Mastering mushrooms

At Bandstand Beds we’re always looking to widen the range of produce we can cultivate and so on a sunny Saturday last week we gathered learn how to grow oyster mushrooms.

A gathering of fungus fanatics

What are oyster mushrooms and what’s the challenge?

Oyster mushrooms are large fan shaped fungi. In the wild they are usually found in wooded areas on trees, especially beech. Unlike other edible mushrooms, and luckily for us, oyster mushrooms are cultivable. However, they still require careful preparation and minding if they are to be grown successfully. Mushrooms must be grown in a sterilised medium and container to prevent bacteria or other fungi from supplanting them and once setup must be grown in the correct conditions.
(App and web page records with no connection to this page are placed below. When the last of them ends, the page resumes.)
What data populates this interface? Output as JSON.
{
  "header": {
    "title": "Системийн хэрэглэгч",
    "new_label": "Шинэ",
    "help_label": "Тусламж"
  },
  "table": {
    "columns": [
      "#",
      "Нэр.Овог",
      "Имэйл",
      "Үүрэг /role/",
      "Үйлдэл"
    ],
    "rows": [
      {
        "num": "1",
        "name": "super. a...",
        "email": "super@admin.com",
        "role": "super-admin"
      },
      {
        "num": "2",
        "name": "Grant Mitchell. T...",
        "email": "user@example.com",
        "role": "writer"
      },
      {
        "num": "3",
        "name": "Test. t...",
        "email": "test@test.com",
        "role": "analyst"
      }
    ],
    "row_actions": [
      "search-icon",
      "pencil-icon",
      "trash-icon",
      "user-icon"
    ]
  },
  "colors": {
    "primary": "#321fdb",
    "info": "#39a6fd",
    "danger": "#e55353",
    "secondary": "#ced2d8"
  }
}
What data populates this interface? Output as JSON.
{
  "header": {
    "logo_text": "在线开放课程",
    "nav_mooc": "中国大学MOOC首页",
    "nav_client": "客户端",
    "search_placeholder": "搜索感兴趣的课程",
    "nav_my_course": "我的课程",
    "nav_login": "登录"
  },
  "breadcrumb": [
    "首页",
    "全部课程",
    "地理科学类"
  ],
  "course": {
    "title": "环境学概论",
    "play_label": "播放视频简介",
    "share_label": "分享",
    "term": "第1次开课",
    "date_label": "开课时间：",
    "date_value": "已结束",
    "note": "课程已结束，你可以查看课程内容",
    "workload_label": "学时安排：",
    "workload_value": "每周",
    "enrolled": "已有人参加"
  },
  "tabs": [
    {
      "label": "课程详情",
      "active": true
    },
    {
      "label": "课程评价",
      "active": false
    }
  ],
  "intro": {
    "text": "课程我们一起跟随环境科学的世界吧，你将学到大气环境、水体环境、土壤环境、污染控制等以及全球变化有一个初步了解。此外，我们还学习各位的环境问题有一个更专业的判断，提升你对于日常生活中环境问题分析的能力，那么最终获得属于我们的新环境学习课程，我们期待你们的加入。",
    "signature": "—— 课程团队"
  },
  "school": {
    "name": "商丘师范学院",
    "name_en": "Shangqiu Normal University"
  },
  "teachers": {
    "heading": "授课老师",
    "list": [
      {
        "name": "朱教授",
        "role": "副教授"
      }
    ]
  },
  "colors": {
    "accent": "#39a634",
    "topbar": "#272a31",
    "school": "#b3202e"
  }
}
The fruiting body of the oyster mushroom. Unusually OMs are carnivorous and can consume small worms.

What did we do?

Firstly we gathered our ingredients. Mushrooms must be grown in a medium that provides them with food. For this we collected coffee grounds from Pear Tree Cafe and a straw bale we had on site. The mushrooms themselves were grown from mycelium inoculated grain.

Finally we needed containers to put the above in for which we reused old tubs that we cleaned thoroughly with anti-bacterial spray. After this we poured boiling water over the straw and then allowed it to cool to prevent the mycelium from being destroyed. We didn’t do this for the coffee grounds as they came pre-steamed.

We also washed the trugs the straw was soaked in to prevent contamination

Once everything was cleaned we needed to add holes to the tubs. This was to provide holes for the mushrooms to grow out of.

Holes being drilled. Our 1st test at growing mushrooms is in the bottom right of the pic

Finally it was time to bring everything together. To each tub a 1st layer of medium followed by some mycelium inoculated corn. This was repeated until the tub was full. As an experiment we made 3 different types of tubs: all straw, all coffee grounds, and a mix of both.

What next?

Now we have the tubs all setup they need to be stored in a cool dark place to allow the mushrooms to develop. We’ll leave them for about 6 weeks and if everything goes to plan we’ll have a crop in time for common people event.

Written by Jonathan Wilson, photos by Daisy Everingham, David Dandridge, and Tabby Gardner.

Our community garden is a wonderful place to learn and share gardening skills as well as meet and make friends. For more information about taking part at Bandstand Beds click on this link to our website, email or stop by our produce table on Saturdays between 10am and midday to chat to one of our members.